​Over recent years WCRRP has had several engagements with the UK government on the potential of religious peacebuilding. The centre has acted as consultants for the Foreign and Commonwealth Office on prevention of sexual violence in conflict, and have engaged with representatives from the Department for Development on development issues and religion. CRRP members have presented papers at numerous conferences and symposia throughout Europe.

European Council of Religious Leaders

The European Council of Religious Leaders (ECRL), part of the Religions for Peace network, brings together senior religious leaders from Europe’s historical religions: Judaism, Christianity and Islam, together with Buddhists, Hindus, Sikhs and Zoroastrians. CRRP is currently working closely with the ECRL to develop strategies that support religious leaders to take informed and cooperative action in times of crisis. Currently our partnership work is focussing on the migrant crisis, in particular how to address issues of cultural and religious integration across Europe and the resulting rise in tensions between communities.

Peacebuilding projects

The team is currently engaged in a range of peacebuilding projects in Europe, the Middle East and Asia.

Europe: Bosnia-Herzegovina

Decades after the violent conflict in Bosnia-Herzegovina ended, education is still highly segregated and fragmented. Children from different ethnic backgrounds are taught different curricula and they often do not share a classroom. As a consequence of the implementation of the Dayton agreement that settled the violent conflict in Bosnia-Herzegovina, the country has 13 education ministries that all share the responsibility of educating the next generation of children. This project will focus on how the work of the International Criminal Tribunal for the Former Yugoslavia can contribute to a historical record that can lay the foundations of a shared understanding of the violent conflict and the development of a curriculum that reflects the diversity and complexity of this violent conflict.

Middle East: Syria

Led by Professor Simon Keyes, the centre is developing a dedicated facility for training, practice and research in the area of dialogue and disagreement in the Middle East, with a focus on Syria.

Asia: Myanmar, Tibet and Nepal

Dr Mark Owen and Professor Anna King have undertaken three conflict assessments in Myanmar, requested by Religions for Peace Myanmar.

CRRP has also carried out fieldwork in collaboration with the Tibetan Centre of Conflict Resolution (TCCR), and is currently developing a project around carrying out an assessment of the potential for violence in and around Tibetan exile communities in India.

Between 2011 and 2015, Dr Mark Owen and Professor Anna King carried out five periods of fieldwork in Nepal with religious organisations and NGOs. They published journal articles and conference papers, submitted a report to the Ministry of Peace and Reconstruction, and ran a series of consultative workshops and a national conference in Nepal.

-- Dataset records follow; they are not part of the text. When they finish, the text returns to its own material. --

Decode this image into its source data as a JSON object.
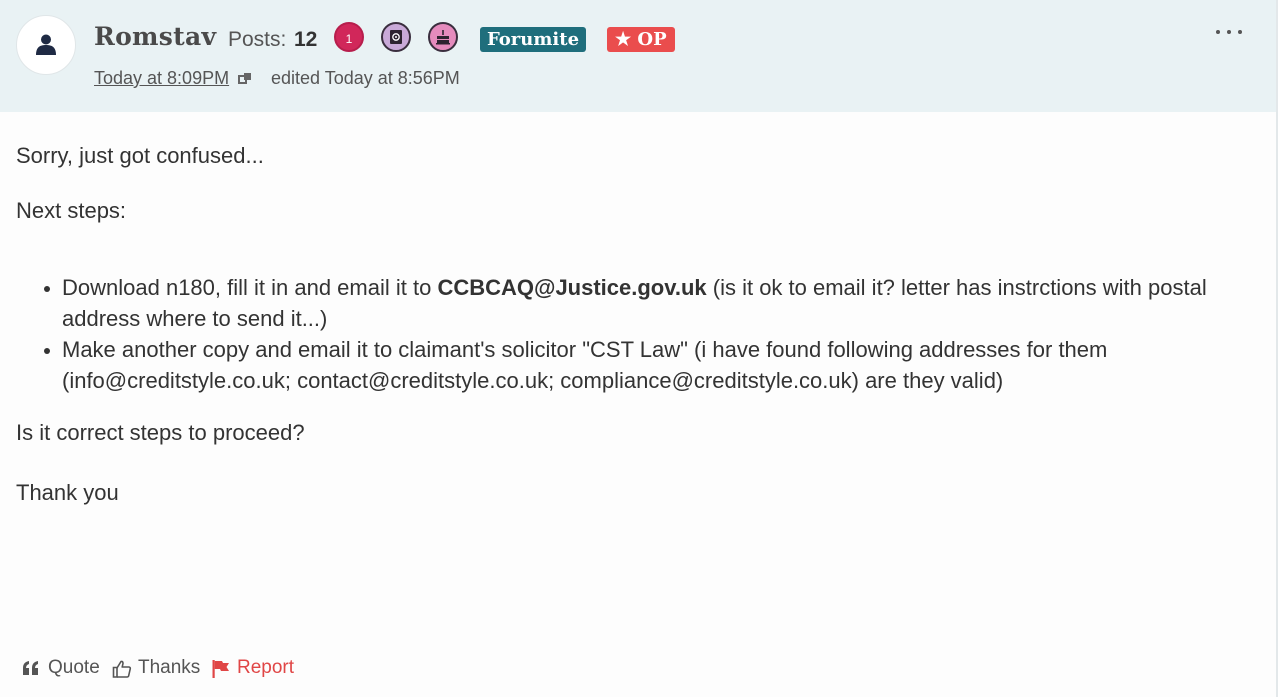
{
  "author": {
    "name": "Romstav",
    "posts_label": "Posts:",
    "posts_count": "12",
    "badge_count": "1",
    "avatar_icon": "user-icon",
    "badges": [
      "count-badge",
      "notebook-badge",
      "birthday-cake-badge"
    ],
    "role_tag": "Forumite",
    "op_tag": "★ OP"
  },
  "meta": {
    "timestamp": "Today at 8:09PM",
    "edited": "edited Today at 8:56PM"
  },
  "body": {
    "p1": "Sorry, just got confused...",
    "p2": "Next steps:",
    "list": [
      {
        "pre": "Download n180, fill it in and email it to ",
        "bold": "CCBCAQ@Justice.gov.uk",
        "post": " (is it ok to email it? letter has instrctions with postal address where to send it...)"
      },
      {
        "pre": "Make another copy and email it to claimant's solicitor \"CST Law\" (i have found following addresses for them (info@creditstyle.co.uk; contact@creditstyle.co.uk; compliance@creditstyle.co.uk) are they valid)",
        "bold": "",
        "post": ""
      }
    ],
    "p3": "Is it correct steps to proceed?",
    "p4": "Thank you"
  },
  "reactions": {
    "quote": "Quote",
    "thanks": "Thanks",
    "report": "Report"
  },
  "colors": {
    "header_bg": "#e9f2f4",
    "forumite_tag": "#1f6e7c",
    "op_tag": "#ea4d4d",
    "report": "#e04646"
  }
}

The April 2015 earthquake shifted the focus from peacebuilding to disaster recovery, but Dr Owen and Prof. King continued their work there in 2016. This project was one of the University's highlight case studies for REF 2014. For more information on the project Religious Peacebuilding in Nepal, visit the REF website.

​Founding patron and partners

The University is proud that the Archbishop of York, Dr John Sentamu, is the Founding Patron of the Winchester Centre of Religions for Reconciliation and Peace. Dr Sentamu has a passion for his work that is second to none. His high-profile advocacy for reconciliation in the Horn of Africa, peace in the Middle East and human rights in Zimbabwe add welcome authority to the Centre's international work for reconciliation and peace.

CRRP's founding partners are St Ethelburga’s Centre of Reconciliation and Peace in London and Religions for Peace International in New York.

Meet the team

Follow the links below to find out more about our research interests, areas of postgraduate research supervision and latest publications.

Core team

Research Fellows

Research students

  • Amy Morrison: 'Risk factors and perceptions surrounding inmate radicalisation within UK prisons and Islamic extremism'
  • Andrew Ashdown: 'An exploration of the contemporary dynamics of Christian-Muslim relations in Syria'